Can baseball succeed through control?

Newsweek has a story in the latest issue that looks at the success of Major League Baseball’s online strategy, which the magazine says is making about $400-million a year through MLB Advanced Media (or BAM, as everyone apparently calls it). It is growing at about 30 per cent per year and has about 50 million visitors a month. A million subscribers are apparently paying for video and audio of games and other services, and the whole enterprise is said to be a model for how a sport approached the Internet.

snipshot_e4ca6jn96ru.jpgThe only problem with that, however, is that MLB is doing exactly what I would argue you shouldn’t do — and what all sorts of other media is being encouraged (or convinced by failure) not to do — and that is to stomp around waving lawsuits and trying to control every aspect of the content. This is something the Newsweek piece doesn’t really get into until the end of the story, and even then it doesn’t really deal with it in depth. It does mention the lawsuit against Slingbox, which has the nerve to allow people to watch baseball games wherever they are, instead of where MLB says they should watch them as a result of deals it has signed with broadcasters.

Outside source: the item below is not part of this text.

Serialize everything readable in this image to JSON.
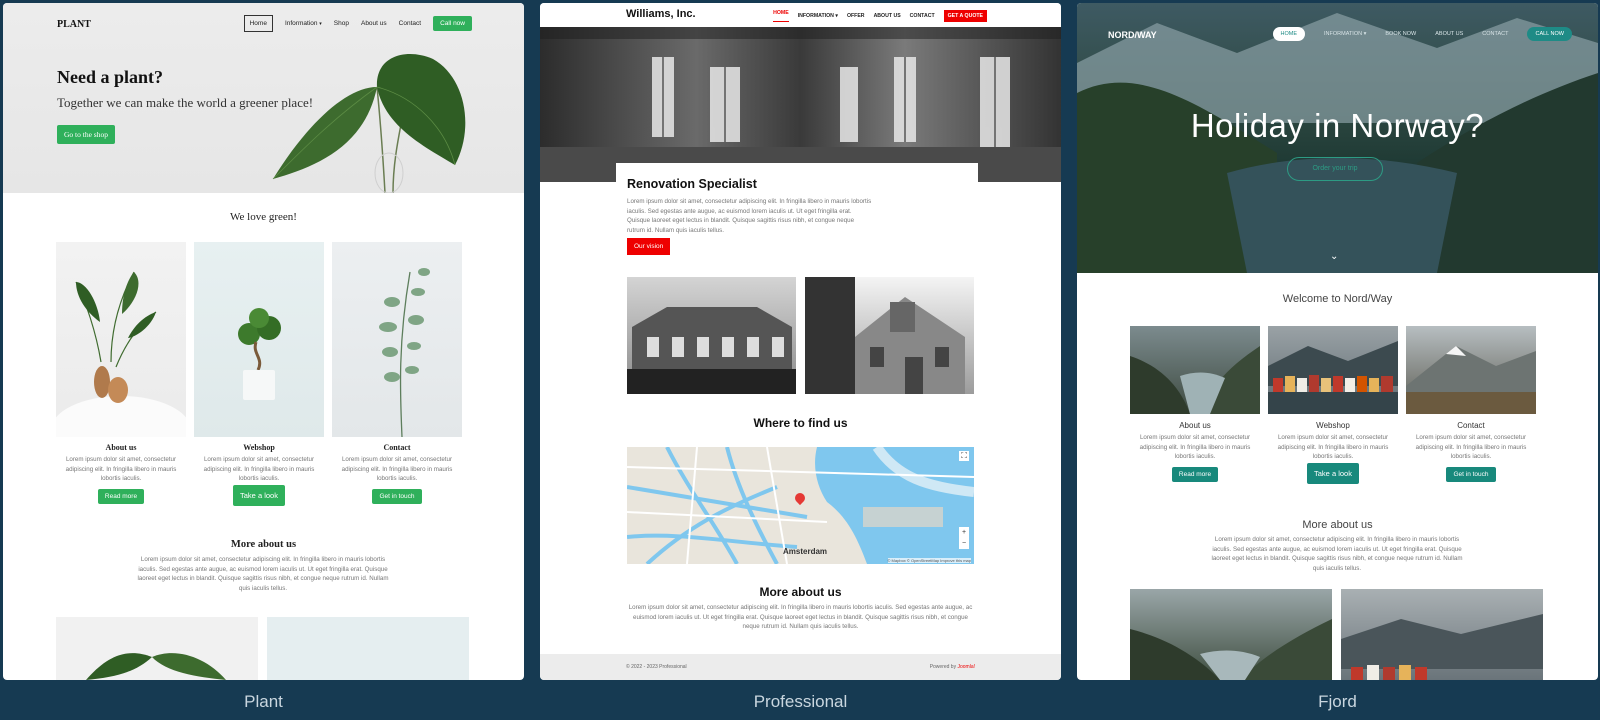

It doesn’t mention the recent clash between baseball and bloggers — although that involved the ejection of a newspaper blogger from a college baseball game, not a Major League game (there are suggestions that ESPN is to blame). Still, the issue is the same: broadcast rights versus the Internet. It’s a clash that is only going to grow in importance, I would argue.

And then there’s the even more ridiculous phenomenon of MLB trying to argue in court that fantasy sports teams should pay the league for the right to use the names of baseball players. What if someone talks about a game with friends at a bar? Presumably they should pay for that too.